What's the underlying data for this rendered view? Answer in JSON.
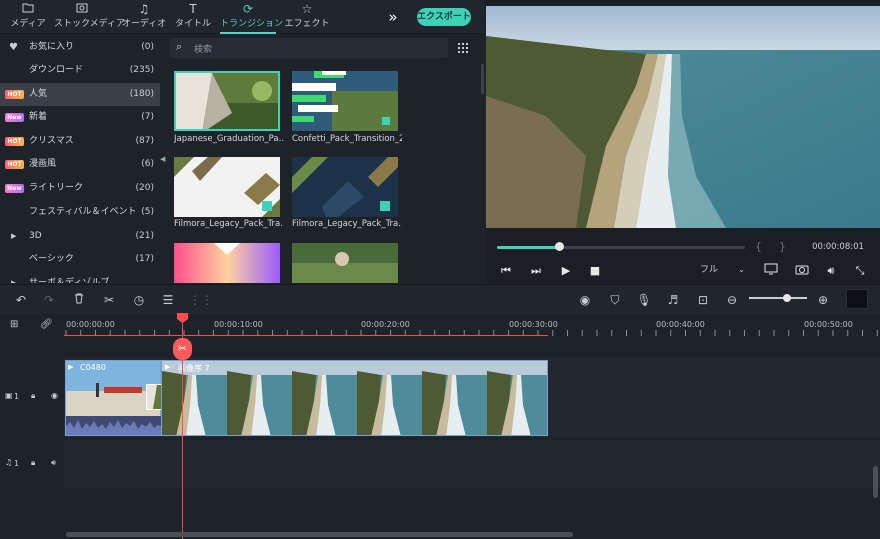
{
  "nav": {
    "tabs": [
      {
        "label": "メディア",
        "icon": "folder-icon"
      },
      {
        "label": "ストックメディア",
        "icon": "image-folder-icon"
      },
      {
        "label": "オーディオ",
        "icon": "music-note-icon"
      },
      {
        "label": "タイトル",
        "icon": "title-t-icon"
      },
      {
        "label": "トランジション",
        "icon": "transition-icon"
      },
      {
        "label": "エフェクト",
        "icon": "effects-icon"
      }
    ],
    "active_tab": "トランジション",
    "export_label": "エクスポート",
    "more_icon": "double-chevron-right-icon"
  },
  "sidebar": {
    "items": [
      {
        "name": "お気に入り",
        "count": "(0)",
        "badge": "",
        "icon": "heart-icon"
      },
      {
        "name": "ダウンロード",
        "count": "(235)",
        "badge": ""
      },
      {
        "name": "人気",
        "count": "(180)",
        "badge": "HOT",
        "selected": true
      },
      {
        "name": "新着",
        "count": "(7)",
        "badge": "New"
      },
      {
        "name": "クリスマス",
        "count": "(87)",
        "badge": "HOT"
      },
      {
        "name": "漫画風",
        "count": "(6)",
        "badge": "HOT"
      },
      {
        "name": "ライトリーク",
        "count": "(20)",
        "badge": "New"
      },
      {
        "name": "フェスティバル＆イベント",
        "count": "(5)",
        "badge": ""
      },
      {
        "name": "3D",
        "count": "(21)",
        "badge": "",
        "expandable": true
      },
      {
        "name": "ベーシック",
        "count": "(17)",
        "badge": ""
      },
      {
        "name": "サーボ＆ディゾルブ",
        "count": "",
        "badge": "",
        "expandable": true
      }
    ]
  },
  "library": {
    "search_placeholder": "検索",
    "items": [
      {
        "label": "Japanese_Graduation_Pa...",
        "selected": true
      },
      {
        "label": "Confetti_Pack_Transition_2"
      },
      {
        "label": "Filmora_Legacy_Pack_Tra..."
      },
      {
        "label": "Filmora_Legacy_Pack_Tra..."
      },
      {
        "label": ""
      },
      {
        "label": ""
      }
    ]
  },
  "player": {
    "timecode": "00:00:08:01",
    "progress": 0.25,
    "bracket_in": "{",
    "bracket_out": "}",
    "quality": "フル"
  },
  "timeline": {
    "ruler_labels": [
      "00:00:00:00",
      "00:00:10:00",
      "00:00:20:00",
      "00:00:30:00",
      "00:00:40:00",
      "00:00:50:00"
    ],
    "clips": [
      {
        "label": "C0480"
      },
      {
        "label": "画像序 7"
      }
    ],
    "video_track_label": "1",
    "audio_track_label": "1"
  },
  "colors": {
    "accent": "#3fd1b5",
    "playhead": "#ff4d4d",
    "clip_border": "#7aa0d8"
  }
}
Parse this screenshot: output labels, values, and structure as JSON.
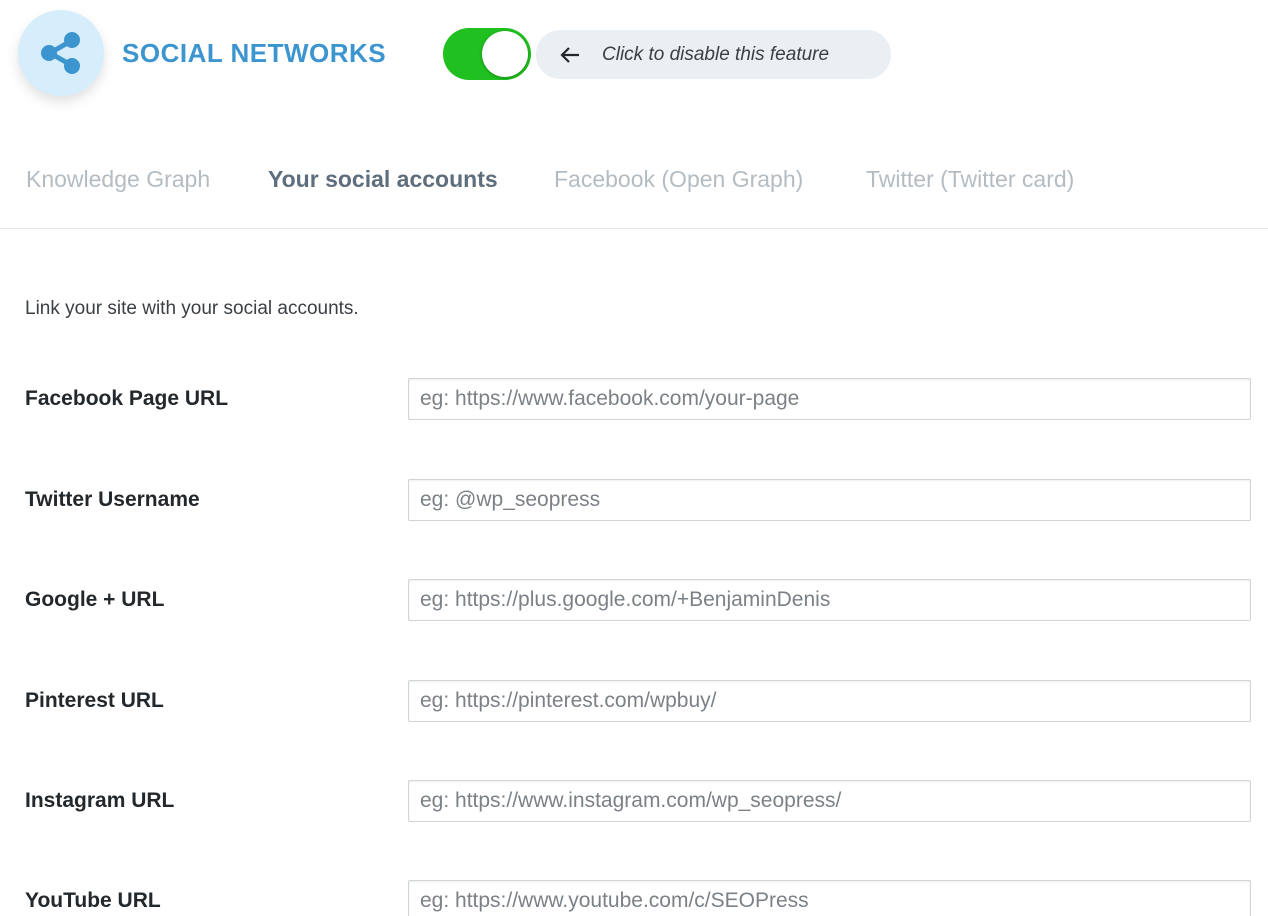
{
  "header": {
    "title": "SOCIAL NETWORKS",
    "toggle_on": true,
    "toggle_hint": "Click to disable this feature",
    "accent_color": "#3d95d0",
    "toggle_color": "#1fc01f",
    "icons": {
      "badge": "share-icon",
      "hint": "arrow-left-icon"
    }
  },
  "tabs": [
    {
      "label": "Knowledge Graph",
      "active": false
    },
    {
      "label": "Your social accounts",
      "active": true
    },
    {
      "label": "Facebook (Open Graph)",
      "active": false
    },
    {
      "label": "Twitter (Twitter card)",
      "active": false
    }
  ],
  "content": {
    "intro": "Link your site with your social accounts.",
    "fields": [
      {
        "label": "Facebook Page URL",
        "placeholder": "eg: https://www.facebook.com/your-page",
        "value": ""
      },
      {
        "label": "Twitter Username",
        "placeholder": "eg: @wp_seopress",
        "value": ""
      },
      {
        "label": "Google + URL",
        "placeholder": "eg: https://plus.google.com/+BenjaminDenis",
        "value": ""
      },
      {
        "label": "Pinterest URL",
        "placeholder": "eg: https://pinterest.com/wpbuy/",
        "value": ""
      },
      {
        "label": "Instagram URL",
        "placeholder": "eg: https://www.instagram.com/wp_seopress/",
        "value": ""
      },
      {
        "label": "YouTube URL",
        "placeholder": "eg: https://www.youtube.com/c/SEOPress",
        "value": ""
      }
    ]
  }
}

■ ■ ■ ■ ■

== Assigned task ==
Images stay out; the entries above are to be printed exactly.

== Your solution ==
What's the underlying data for this rendered view? Answer in JSON.
{
  "nav": {
    "tabs": [
      {
        "label": "メディア",
        "icon": "folder-icon"
      },
      {
        "label": "ストックメディア",
        "icon": "image-folder-icon"
      },
      {
        "label": "オーディオ",
        "icon": "music-note-icon"
      },
      {
        "label": "タイトル",
        "icon": "title-t-icon"
      },
      {
        "label": "トランジション",
        "icon": "transition-icon"
      },
      {
        "label": "エフェクト",
        "icon": "effects-icon"
      }
    ],
    "active_tab": "トランジション",
    "export_label": "エクスポート",
    "more_icon": "double-chevron-right-icon"
  },
  "sidebar": {
    "items": [
      {
        "name": "お気に入り",
        "count": "(0)",
        "badge": "",
        "icon": "heart-icon"
      },
      {
        "name": "ダウンロード",
        "count": "(235)",
        "badge": ""
      },
      {
        "name": "人気",
        "count": "(180)",
        "badge": "HOT",
        "selected": true
      },
      {
        "name": "新着",
        "count": "(7)",
        "badge": "New"
      },
      {
        "name": "クリスマス",
        "count": "(87)",
        "badge": "HOT"
      },
      {
        "name": "漫画風",
        "count": "(6)",
        "badge": "HOT"
      },
      {
        "name": "ライトリーク",
        "count": "(20)",
        "badge": "New"
      },
      {
        "name": "フェスティバル＆イベント",
        "count": "(5)",
        "badge": ""
      },
      {
        "name": "3D",
        "count": "(21)",
        "badge": "",
        "expandable": true
      },
      {
        "name": "ベーシック",
        "count": "(17)",
        "badge": ""
      },
      {
        "name": "サーボ＆ディゾルブ",
        "count": "",
        "badge": "",
        "expandable": true
      }
    ]
  },
  "library": {
    "search_placeholder": "検索",
    "items": [
      {
        "label": "Japanese_Graduation_Pa...",
        "selected": true
      },
      {
        "label": "Confetti_Pack_Transition_2"
      },
      {
        "label": "Filmora_Legacy_Pack_Tra..."
      },
      {
        "label": "Filmora_Legacy_Pack_Tra..."
      },
      {
        "label": ""
      },
      {
        "label": ""
      }
    ]
  },
  "player": {
    "timecode": "00:00:08:01",
    "progress": 0.25,
    "bracket_in": "{",
    "bracket_out": "}",
    "quality": "フル"
  },
  "timeline": {
    "ruler_labels": [
      "00:00:00:00",
      "00:00:10:00",
      "00:00:20:00",
      "00:00:30:00",
      "00:00:40:00",
      "00:00:50:00"
    ],
    "clips": [
      {
        "label": "C0480"
      },
      {
        "label": "画像序 7"
      }
    ],
    "video_track_label": "1",
    "audio_track_label": "1"
  },
  "colors": {
    "accent": "#3fd1b5",
    "playhead": "#ff4d4d",
    "clip_border": "#7aa0d8"
  }
}
Parse this screenshot: output labels, values, and structure as JSON.
{
  "header": {
    "title": "SOCIAL NETWORKS",
    "toggle_on": true,
    "toggle_hint": "Click to disable this feature",
    "accent_color": "#3d95d0",
    "toggle_color": "#1fc01f",
    "icons": {
      "badge": "share-icon",
      "hint": "arrow-left-icon"
    }
  },
  "tabs": [
    {
      "label": "Knowledge Graph",
      "active": false
    },
    {
      "label": "Your social accounts",
      "active": true
    },
    {
      "label": "Facebook (Open Graph)",
      "active": false
    },
    {
      "label": "Twitter (Twitter card)",
      "active": false
    }
  ],
  "content": {
    "intro": "Link your site with your social accounts.",
    "fields": [
      {
        "label": "Facebook Page URL",
        "placeholder": "eg: https://www.facebook.com/your-page",
        "value": ""
      },
      {
        "label": "Twitter Username",
        "placeholder": "eg: @wp_seopress",
        "value": ""
      },
      {
        "label": "Google + URL",
        "placeholder": "eg: https://plus.google.com/+BenjaminDenis",
        "value": ""
      },
      {
        "label": "Pinterest URL",
        "placeholder": "eg: https://pinterest.com/wpbuy/",
        "value": ""
      },
      {
        "label": "Instagram URL",
        "placeholder": "eg: https://www.instagram.com/wp_seopress/",
        "value": ""
      },
      {
        "label": "YouTube URL",
        "placeholder": "eg: https://www.youtube.com/c/SEOPress",
        "value": ""
      }
    ]
  }
}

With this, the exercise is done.